** DATA FOR THIS TASK follows **
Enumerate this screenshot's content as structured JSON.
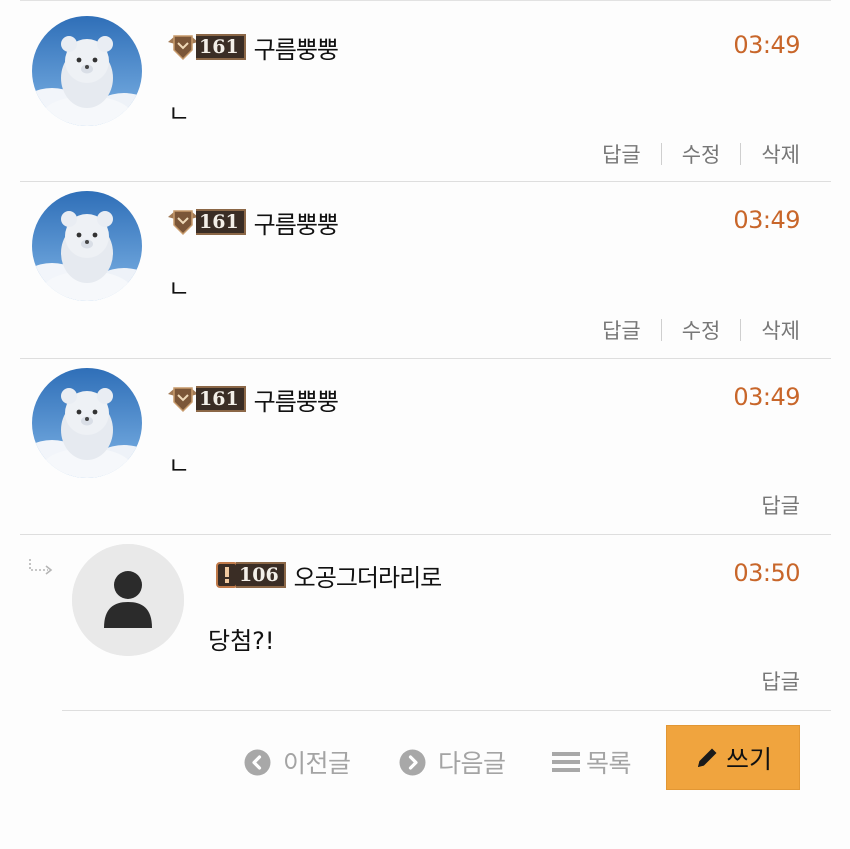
{
  "comments": [
    {
      "level": "161",
      "nickname": "구름뿡뿡",
      "time": "03:49",
      "text": "ㄴ",
      "actions": [
        "답글",
        "수정",
        "삭제"
      ]
    },
    {
      "level": "161",
      "nickname": "구름뿡뿡",
      "time": "03:49",
      "text": "ㄴ",
      "actions": [
        "답글",
        "수정",
        "삭제"
      ]
    },
    {
      "level": "161",
      "nickname": "구름뿡뿡",
      "time": "03:49",
      "text": "ㄴ",
      "actions": [
        "답글"
      ]
    },
    {
      "level": "106",
      "nickname": "오공그더라리로",
      "time": "03:50",
      "text": "당첨?!",
      "actions": [
        "답글"
      ],
      "is_reply": true
    }
  ],
  "bottom_nav": {
    "prev_label": "이전글",
    "next_label": "다음글",
    "list_label": "목록",
    "write_label": "쓰기"
  },
  "colors": {
    "time": "#c8662a",
    "write_button": "#f0a43e",
    "nav_text": "#a4a4a4",
    "action_text": "#777777"
  },
  "icons": {
    "avatar_bear": "bear-cloud-avatar-icon",
    "avatar_default": "user-silhouette-icon",
    "badge": "level-badge-icon",
    "reply_arrow": "reply-arrow-icon",
    "prev": "chevron-left-circle-icon",
    "next": "chevron-right-circle-icon",
    "list": "list-icon",
    "write": "pencil-icon"
  }
}
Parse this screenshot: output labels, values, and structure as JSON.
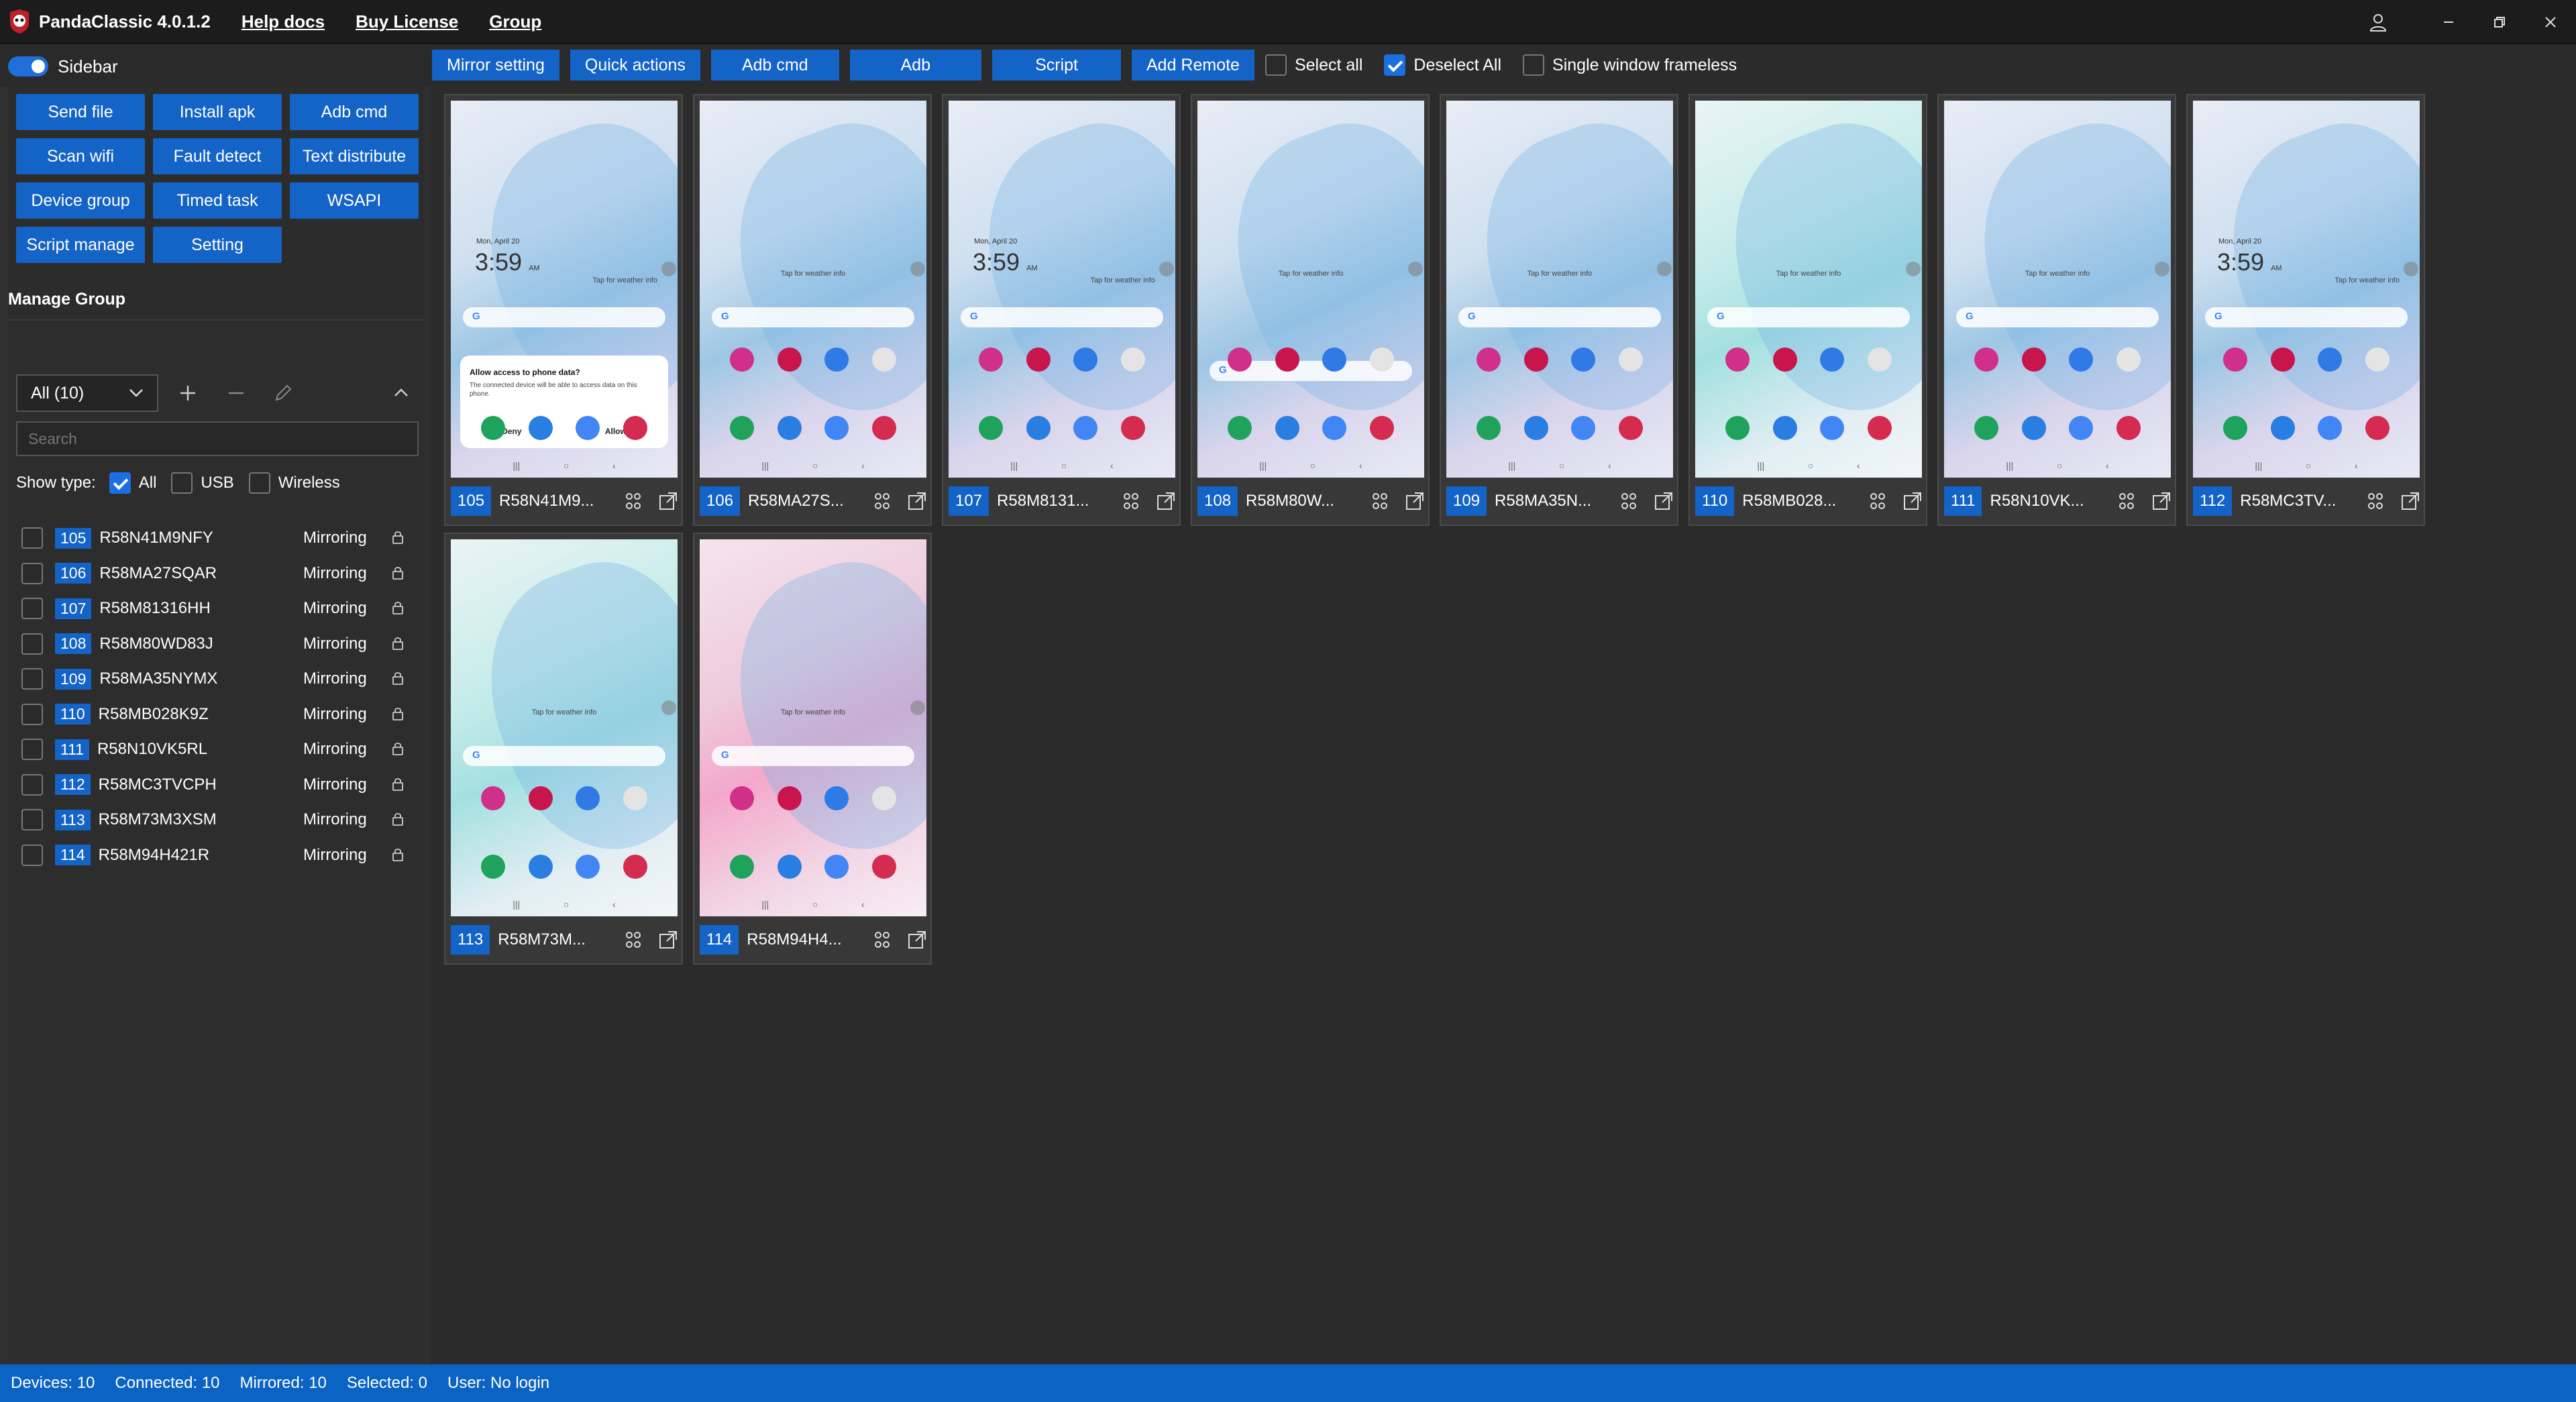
{
  "app": {
    "title": "PandaClassic 4.0.1.2",
    "menu": [
      "Help docs",
      "Buy License",
      "Group"
    ]
  },
  "sidebar": {
    "toggle_label": "Sidebar",
    "tools": [
      "Send file",
      "Install apk",
      "Adb cmd",
      "Scan wifi",
      "Fault detect",
      "Text distribute",
      "Device group",
      "Timed task",
      "WSAPI",
      "Script manage",
      "Setting"
    ],
    "manage_title": "Manage Group",
    "group_select": "All (10)",
    "search_placeholder": "Search",
    "show_type_label": "Show type:",
    "show_types": [
      {
        "label": "All",
        "checked": true
      },
      {
        "label": "USB",
        "checked": false
      },
      {
        "label": "Wireless",
        "checked": false
      }
    ],
    "devices": [
      {
        "num": "105",
        "serial": "R58N41M9NFY",
        "status": "Mirroring"
      },
      {
        "num": "106",
        "serial": "R58MA27SQAR",
        "status": "Mirroring"
      },
      {
        "num": "107",
        "serial": "R58M81316HH",
        "status": "Mirroring"
      },
      {
        "num": "108",
        "serial": "R58M80WD83J",
        "status": "Mirroring"
      },
      {
        "num": "109",
        "serial": "R58MA35NYMX",
        "status": "Mirroring"
      },
      {
        "num": "110",
        "serial": "R58MB028K9Z",
        "status": "Mirroring"
      },
      {
        "num": "111",
        "serial": "R58N10VK5RL",
        "status": "Mirroring"
      },
      {
        "num": "112",
        "serial": "R58MC3TVCPH",
        "status": "Mirroring"
      },
      {
        "num": "113",
        "serial": "R58M73M3XSM",
        "status": "Mirroring"
      },
      {
        "num": "114",
        "serial": "R58M94H421R",
        "status": "Mirroring"
      }
    ]
  },
  "toolbar": {
    "buttons": [
      "Mirror setting",
      "Quick actions",
      "Adb cmd",
      "Adb",
      "Script",
      "Add Remote"
    ],
    "select_all": "Select all",
    "deselect_all": "Deselect All",
    "single_frameless": "Single window frameless"
  },
  "cards": [
    {
      "num": "105",
      "name": "R58N41M9...",
      "theme": "blue",
      "lock": true,
      "dialog": true
    },
    {
      "num": "106",
      "name": "R58MA27S...",
      "theme": "blue",
      "lock": false
    },
    {
      "num": "107",
      "name": "R58M8131...",
      "theme": "blue",
      "lock": true
    },
    {
      "num": "108",
      "name": "R58M80W...",
      "theme": "blue",
      "lock": false
    },
    {
      "num": "109",
      "name": "R58MA35N...",
      "theme": "blue",
      "lock": false
    },
    {
      "num": "110",
      "name": "R58MB028...",
      "theme": "teal",
      "lock": false
    },
    {
      "num": "111",
      "name": "R58N10VK...",
      "theme": "blue",
      "lock": false
    },
    {
      "num": "112",
      "name": "R58MC3TV...",
      "theme": "blue",
      "lock": true
    },
    {
      "num": "113",
      "name": "R58M73M...",
      "theme": "teal",
      "lock": false
    },
    {
      "num": "114",
      "name": "R58M94H4...",
      "theme": "pink",
      "lock": false
    }
  ],
  "phone": {
    "date": "Mon, April 20",
    "time": "3:59",
    "ampm": "AM",
    "weather_tap": "Tap for weather info",
    "dialog_title": "Allow access to phone data?",
    "dialog_body": "The connected device will be able to access data on this phone.",
    "deny": "Deny",
    "allow": "Allow"
  },
  "status": {
    "devices": "Devices: 10",
    "connected": "Connected: 10",
    "mirrored": "Mirrored: 10",
    "selected": "Selected: 0",
    "user": "User: No login"
  },
  "colors": {
    "accent": "#1463c6",
    "statusbar": "#0b63c4",
    "background": "#2b2b2b"
  }
}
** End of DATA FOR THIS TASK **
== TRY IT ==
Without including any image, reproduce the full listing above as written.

== RESPONSE BOX ==
Enumerate this screenshot's content as structured JSON.
{
  "comments": [
    {
      "level": "161",
      "nickname": "구름뿡뿡",
      "time": "03:49",
      "text": "ㄴ",
      "actions": [
        "답글",
        "수정",
        "삭제"
      ]
    },
    {
      "level": "161",
      "nickname": "구름뿡뿡",
      "time": "03:49",
      "text": "ㄴ",
      "actions": [
        "답글",
        "수정",
        "삭제"
      ]
    },
    {
      "level": "161",
      "nickname": "구름뿡뿡",
      "time": "03:49",
      "text": "ㄴ",
      "actions": [
        "답글"
      ]
    },
    {
      "level": "106",
      "nickname": "오공그더라리로",
      "time": "03:50",
      "text": "당첨?!",
      "actions": [
        "답글"
      ],
      "is_reply": true
    }
  ],
  "bottom_nav": {
    "prev_label": "이전글",
    "next_label": "다음글",
    "list_label": "목록",
    "write_label": "쓰기"
  },
  "colors": {
    "time": "#c8662a",
    "write_button": "#f0a43e",
    "nav_text": "#a4a4a4",
    "action_text": "#777777"
  },
  "icons": {
    "avatar_bear": "bear-cloud-avatar-icon",
    "avatar_default": "user-silhouette-icon",
    "badge": "level-badge-icon",
    "reply_arrow": "reply-arrow-icon",
    "prev": "chevron-left-circle-icon",
    "next": "chevron-right-circle-icon",
    "list": "list-icon",
    "write": "pencil-icon"
  }
}
Parse this screenshot: output labels, values, and structure as JSON.
{
  "app": {
    "title": "PandaClassic 4.0.1.2",
    "menu": [
      "Help docs",
      "Buy License",
      "Group"
    ]
  },
  "sidebar": {
    "toggle_label": "Sidebar",
    "tools": [
      "Send file",
      "Install apk",
      "Adb cmd",
      "Scan wifi",
      "Fault detect",
      "Text distribute",
      "Device group",
      "Timed task",
      "WSAPI",
      "Script manage",
      "Setting"
    ],
    "manage_title": "Manage Group",
    "group_select": "All (10)",
    "search_placeholder": "Search",
    "show_type_label": "Show type:",
    "show_types": [
      {
        "label": "All",
        "checked": true
      },
      {
        "label": "USB",
        "checked": false
      },
      {
        "label": "Wireless",
        "checked": false
      }
    ],
    "devices": [
      {
        "num": "105",
        "serial": "R58N41M9NFY",
        "status": "Mirroring"
      },
      {
        "num": "106",
        "serial": "R58MA27SQAR",
        "status": "Mirroring"
      },
      {
        "num": "107",
        "serial": "R58M81316HH",
        "status": "Mirroring"
      },
      {
        "num": "108",
        "serial": "R58M80WD83J",
        "status": "Mirroring"
      },
      {
        "num": "109",
        "serial": "R58MA35NYMX",
        "status": "Mirroring"
      },
      {
        "num": "110",
        "serial": "R58MB028K9Z",
        "status": "Mirroring"
      },
      {
        "num": "111",
        "serial": "R58N10VK5RL",
        "status": "Mirroring"
      },
      {
        "num": "112",
        "serial": "R58MC3TVCPH",
        "status": "Mirroring"
      },
      {
        "num": "113",
        "serial": "R58M73M3XSM",
        "status": "Mirroring"
      },
      {
        "num": "114",
        "serial": "R58M94H421R",
        "status": "Mirroring"
      }
    ]
  },
  "toolbar": {
    "buttons": [
      "Mirror setting",
      "Quick actions",
      "Adb cmd",
      "Adb",
      "Script",
      "Add Remote"
    ],
    "select_all": "Select all",
    "deselect_all": "Deselect All",
    "single_frameless": "Single window frameless"
  },
  "cards": [
    {
      "num": "105",
      "name": "R58N41M9...",
      "theme": "blue",
      "lock": true,
      "dialog": true
    },
    {
      "num": "106",
      "name": "R58MA27S...",
      "theme": "blue",
      "lock": false
    },
    {
      "num": "107",
      "name": "R58M8131...",
      "theme": "blue",
      "lock": true
    },
    {
      "num": "108",
      "name": "R58M80W...",
      "theme": "blue",
      "lock": false
    },
    {
      "num": "109",
      "name": "R58MA35N...",
      "theme": "blue",
      "lock": false
    },
    {
      "num": "110",
      "name": "R58MB028...",
      "theme": "teal",
      "lock": false
    },
    {
      "num": "111",
      "name": "R58N10VK...",
      "theme": "blue",
      "lock": false
    },
    {
      "num": "112",
      "name": "R58MC3TV...",
      "theme": "blue",
      "lock": true
    },
    {
      "num": "113",
      "name": "R58M73M...",
      "theme": "teal",
      "lock": false
    },
    {
      "num": "114",
      "name": "R58M94H4...",
      "theme": "pink",
      "lock": false
    }
  ],
  "phone": {
    "date": "Mon, April 20",
    "time": "3:59",
    "ampm": "AM",
    "weather_tap": "Tap for weather info",
    "dialog_title": "Allow access to phone data?",
    "dialog_body": "The connected device will be able to access data on this phone.",
    "deny": "Deny",
    "allow": "Allow"
  },
  "status": {
    "devices": "Devices: 10",
    "connected": "Connected: 10",
    "mirrored": "Mirrored: 10",
    "selected": "Selected: 0",
    "user": "User: No login"
  },
  "colors": {
    "accent": "#1463c6",
    "statusbar": "#0b63c4",
    "background": "#2b2b2b"
  }
}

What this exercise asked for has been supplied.